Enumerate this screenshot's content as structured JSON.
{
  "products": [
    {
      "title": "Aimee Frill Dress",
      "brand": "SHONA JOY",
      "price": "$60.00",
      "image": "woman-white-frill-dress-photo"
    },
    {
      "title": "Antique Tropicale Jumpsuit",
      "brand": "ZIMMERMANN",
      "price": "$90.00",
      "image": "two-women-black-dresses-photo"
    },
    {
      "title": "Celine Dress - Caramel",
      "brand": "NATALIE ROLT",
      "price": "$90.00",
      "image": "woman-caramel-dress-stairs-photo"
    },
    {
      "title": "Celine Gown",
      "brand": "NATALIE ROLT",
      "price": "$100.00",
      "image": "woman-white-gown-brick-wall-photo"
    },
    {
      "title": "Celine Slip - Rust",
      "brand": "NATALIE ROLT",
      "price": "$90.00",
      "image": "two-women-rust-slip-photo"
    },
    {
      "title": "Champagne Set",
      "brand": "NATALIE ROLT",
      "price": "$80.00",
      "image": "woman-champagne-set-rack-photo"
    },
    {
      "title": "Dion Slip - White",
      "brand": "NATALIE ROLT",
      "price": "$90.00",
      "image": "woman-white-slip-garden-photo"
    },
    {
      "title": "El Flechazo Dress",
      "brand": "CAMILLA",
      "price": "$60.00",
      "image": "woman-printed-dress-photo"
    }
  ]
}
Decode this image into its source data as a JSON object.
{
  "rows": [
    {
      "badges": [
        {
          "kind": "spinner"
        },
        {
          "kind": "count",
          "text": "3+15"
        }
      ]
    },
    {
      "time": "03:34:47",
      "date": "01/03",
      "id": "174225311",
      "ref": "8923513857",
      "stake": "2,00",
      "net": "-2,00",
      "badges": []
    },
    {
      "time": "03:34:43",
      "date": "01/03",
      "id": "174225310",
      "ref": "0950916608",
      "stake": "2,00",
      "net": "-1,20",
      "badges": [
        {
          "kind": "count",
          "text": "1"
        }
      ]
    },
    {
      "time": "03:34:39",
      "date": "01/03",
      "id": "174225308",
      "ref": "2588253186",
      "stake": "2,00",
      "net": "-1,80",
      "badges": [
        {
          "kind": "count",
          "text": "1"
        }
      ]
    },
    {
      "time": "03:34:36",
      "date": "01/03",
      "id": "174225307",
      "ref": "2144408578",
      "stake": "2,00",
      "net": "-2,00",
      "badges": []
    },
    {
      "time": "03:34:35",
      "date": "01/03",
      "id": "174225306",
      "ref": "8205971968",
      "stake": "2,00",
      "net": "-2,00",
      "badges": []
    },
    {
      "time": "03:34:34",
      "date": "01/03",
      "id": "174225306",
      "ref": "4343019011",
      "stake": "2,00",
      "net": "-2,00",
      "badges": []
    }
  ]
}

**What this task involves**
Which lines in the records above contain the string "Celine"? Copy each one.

**Response below**
      "title": "Celine Dress - Caramel",
      "title": "Celine Gown",
      "title": "Celine Slip - Rust",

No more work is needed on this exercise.